  19. I still teach Home Economics classes and teach to cut notches out as I was taught by my grandmother, school and college.
    I give the good reasons you give in your post.

    • I must admit I’m always puzzled by this, especially since all of our 1/4″ seams are clearly marked.
      🙂

  20. I don’t really consider this ‘rejection’. If this is just one of a few complaints about an individual bag, I consider this more of a failure of the sewer making the bag. I would call her or ask her what exactly was her step-by-step process and see where she erred. I would also want a picture of her fabrics, the bag, etc. I think the problem for most people who do complain is the fact that designers are much more detailed in their approach to sewing their patterns, thank you very much, compared to Vogue, McCalls, etc. And, anyone who has sewn for 40 + plus years and hasn’t found a commercial pattern to be flawed or left out instructions or pieces, are not using many different patterns. I also love the fact that many designers do offer the videos and tutorials because their patterns are unique in their design, construction and often more complicated than a commercial pattern. That’s THE FUN OF IT! They are so different. If you want the same ho hum in many cases, then don’t buy designer patterns, don’t stretch your mind and don’t hone your sewing skills, stick with what you know and please don’t ever consider it was your mistake, it’s always better to blame the PRO who has made this pattern over and over and over to get it just right for the buying public. Keep up the creative patterns and should you decide to pink slip your assistant, Pippin, please let me know, I just happen to have an opening in my SR for a very cute and creative assistant. A big SKD fan,
    Nancy P.

  21. I don’t think I can add any more to what has already been said. I agree that anyone with that many years of sewing experience should be able to at least construct the second bag correctly!
    I think your patterns are amazing! They are the most professional patterns that I’ve ever used, and I’m not telling how long I’ve been sewing!!! LOL
    I like your happy file! I also like to keep things that make my heart sing.

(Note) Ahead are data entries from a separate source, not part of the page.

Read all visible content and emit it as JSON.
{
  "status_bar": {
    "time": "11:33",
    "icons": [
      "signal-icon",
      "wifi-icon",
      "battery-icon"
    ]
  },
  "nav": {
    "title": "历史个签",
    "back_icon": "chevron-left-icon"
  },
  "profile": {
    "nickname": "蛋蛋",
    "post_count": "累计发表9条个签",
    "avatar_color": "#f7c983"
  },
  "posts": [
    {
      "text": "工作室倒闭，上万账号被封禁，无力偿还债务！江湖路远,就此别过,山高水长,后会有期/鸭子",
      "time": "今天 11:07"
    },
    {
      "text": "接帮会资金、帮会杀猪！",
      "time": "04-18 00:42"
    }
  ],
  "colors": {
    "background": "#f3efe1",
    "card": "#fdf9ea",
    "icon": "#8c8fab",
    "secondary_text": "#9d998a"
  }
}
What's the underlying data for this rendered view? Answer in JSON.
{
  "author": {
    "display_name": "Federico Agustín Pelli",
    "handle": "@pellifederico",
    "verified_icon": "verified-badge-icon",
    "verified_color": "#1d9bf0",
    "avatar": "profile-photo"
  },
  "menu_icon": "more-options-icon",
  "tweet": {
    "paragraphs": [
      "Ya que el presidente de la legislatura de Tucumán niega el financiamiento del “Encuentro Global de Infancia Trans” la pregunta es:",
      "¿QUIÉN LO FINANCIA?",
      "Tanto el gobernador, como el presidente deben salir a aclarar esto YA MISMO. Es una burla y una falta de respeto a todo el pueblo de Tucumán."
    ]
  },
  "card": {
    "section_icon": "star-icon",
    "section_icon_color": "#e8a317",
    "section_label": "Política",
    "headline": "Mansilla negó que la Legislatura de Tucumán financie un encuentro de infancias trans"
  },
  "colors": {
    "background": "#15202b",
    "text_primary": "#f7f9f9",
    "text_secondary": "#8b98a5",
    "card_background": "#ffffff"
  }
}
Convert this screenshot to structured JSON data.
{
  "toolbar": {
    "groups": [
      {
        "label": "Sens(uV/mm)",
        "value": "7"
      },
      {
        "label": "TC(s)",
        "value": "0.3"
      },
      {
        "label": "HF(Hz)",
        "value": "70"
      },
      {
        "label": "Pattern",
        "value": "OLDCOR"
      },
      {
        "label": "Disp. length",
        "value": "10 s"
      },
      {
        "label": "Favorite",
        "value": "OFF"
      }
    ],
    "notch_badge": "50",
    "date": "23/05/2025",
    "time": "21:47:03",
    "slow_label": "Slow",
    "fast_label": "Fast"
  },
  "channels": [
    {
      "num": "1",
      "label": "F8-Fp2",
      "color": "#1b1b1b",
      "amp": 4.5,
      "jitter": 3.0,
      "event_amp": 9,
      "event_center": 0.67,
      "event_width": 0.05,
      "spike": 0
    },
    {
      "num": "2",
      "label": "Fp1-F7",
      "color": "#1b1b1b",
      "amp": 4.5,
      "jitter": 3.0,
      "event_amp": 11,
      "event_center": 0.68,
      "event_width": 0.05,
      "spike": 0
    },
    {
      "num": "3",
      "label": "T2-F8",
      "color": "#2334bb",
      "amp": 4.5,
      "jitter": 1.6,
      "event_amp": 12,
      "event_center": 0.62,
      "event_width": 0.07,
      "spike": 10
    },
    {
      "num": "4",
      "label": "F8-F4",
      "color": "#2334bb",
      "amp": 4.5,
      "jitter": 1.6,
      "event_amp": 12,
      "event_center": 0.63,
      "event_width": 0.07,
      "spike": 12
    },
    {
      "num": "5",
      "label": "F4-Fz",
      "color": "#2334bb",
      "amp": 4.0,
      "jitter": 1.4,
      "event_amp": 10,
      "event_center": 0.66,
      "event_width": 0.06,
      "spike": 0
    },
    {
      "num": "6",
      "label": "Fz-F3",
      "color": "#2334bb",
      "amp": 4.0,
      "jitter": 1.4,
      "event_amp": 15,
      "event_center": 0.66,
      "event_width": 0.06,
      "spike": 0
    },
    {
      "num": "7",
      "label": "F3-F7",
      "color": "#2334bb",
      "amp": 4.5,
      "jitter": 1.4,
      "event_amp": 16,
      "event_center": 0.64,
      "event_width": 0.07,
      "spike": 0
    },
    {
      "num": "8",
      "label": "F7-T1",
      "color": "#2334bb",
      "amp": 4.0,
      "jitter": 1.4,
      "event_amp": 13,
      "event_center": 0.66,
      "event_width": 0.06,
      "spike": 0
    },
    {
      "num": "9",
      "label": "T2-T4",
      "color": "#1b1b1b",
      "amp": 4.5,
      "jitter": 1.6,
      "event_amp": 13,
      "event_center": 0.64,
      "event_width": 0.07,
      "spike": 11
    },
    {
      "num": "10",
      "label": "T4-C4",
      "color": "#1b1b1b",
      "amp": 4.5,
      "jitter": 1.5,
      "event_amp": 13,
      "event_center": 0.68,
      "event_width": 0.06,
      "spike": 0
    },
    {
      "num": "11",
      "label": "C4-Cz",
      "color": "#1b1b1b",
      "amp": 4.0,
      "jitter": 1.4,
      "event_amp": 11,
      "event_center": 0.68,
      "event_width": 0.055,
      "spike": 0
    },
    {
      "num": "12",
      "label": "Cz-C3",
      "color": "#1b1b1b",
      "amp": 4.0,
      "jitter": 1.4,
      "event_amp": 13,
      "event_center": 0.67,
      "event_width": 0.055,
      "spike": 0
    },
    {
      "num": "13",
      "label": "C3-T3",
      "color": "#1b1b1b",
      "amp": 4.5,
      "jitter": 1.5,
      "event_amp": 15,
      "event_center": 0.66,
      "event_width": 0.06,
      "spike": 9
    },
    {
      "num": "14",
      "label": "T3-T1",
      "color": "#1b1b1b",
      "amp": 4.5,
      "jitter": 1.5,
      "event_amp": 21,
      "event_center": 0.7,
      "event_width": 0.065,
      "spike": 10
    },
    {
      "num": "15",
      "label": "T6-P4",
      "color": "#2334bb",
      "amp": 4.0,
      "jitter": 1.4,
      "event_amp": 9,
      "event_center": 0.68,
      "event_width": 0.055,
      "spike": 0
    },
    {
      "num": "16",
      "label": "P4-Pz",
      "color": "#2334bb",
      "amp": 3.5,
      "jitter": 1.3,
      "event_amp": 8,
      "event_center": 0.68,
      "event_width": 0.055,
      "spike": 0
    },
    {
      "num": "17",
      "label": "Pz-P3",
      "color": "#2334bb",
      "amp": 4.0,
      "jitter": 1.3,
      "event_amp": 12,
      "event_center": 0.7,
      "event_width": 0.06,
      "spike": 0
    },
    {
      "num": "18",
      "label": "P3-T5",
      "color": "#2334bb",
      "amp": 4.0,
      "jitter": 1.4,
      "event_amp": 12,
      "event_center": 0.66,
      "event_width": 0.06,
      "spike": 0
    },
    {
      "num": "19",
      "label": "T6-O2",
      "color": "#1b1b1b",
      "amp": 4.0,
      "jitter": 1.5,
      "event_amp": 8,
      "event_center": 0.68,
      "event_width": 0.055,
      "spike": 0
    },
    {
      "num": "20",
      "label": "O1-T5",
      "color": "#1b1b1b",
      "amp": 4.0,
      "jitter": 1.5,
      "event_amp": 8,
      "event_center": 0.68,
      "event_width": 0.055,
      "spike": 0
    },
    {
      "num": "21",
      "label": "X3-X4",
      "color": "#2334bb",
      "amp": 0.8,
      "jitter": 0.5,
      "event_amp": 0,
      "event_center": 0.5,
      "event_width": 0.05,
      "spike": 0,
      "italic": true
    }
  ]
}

    • You know what i think it is Beth… I think SOMETIMES, folks with years and years of sewing experience feel that once they are in possession of the pattern pieces for a project, that they should be able to put it together intuitively, without instructions, and if they can’t then the instructions are at fault. And this is probably very true for clothing, and home dec projects, but not so with bags (as I know you are well aware). If you don’t put our bags together as described, they just may not go together at all, but some folks dont feel that should be so. What can i say? 🙂

      • I think you are right! Clothing is easy to put together (as a rule) and can be constructed several ways with good results, whereas your patterns are works of art and need to be respected!

        • Sorry, didn’t get my thought finished!
          So if we don’t respect a really professional pattern, we end up with notch holes in our purses, or upside down pockets, or…. whatever else you can think of! LOL

  22. Just because she has been sewing for 40 yrs. doesn’t mean that the things she makes look professional instead of “homemade”. Commercial patterns are not perfect by any means. Never had a problem with yours. I recently purchased the Quatro, but haven’t made it yet.

  23. She spent her money for your pattern and… like it or not… is entitled to her opinion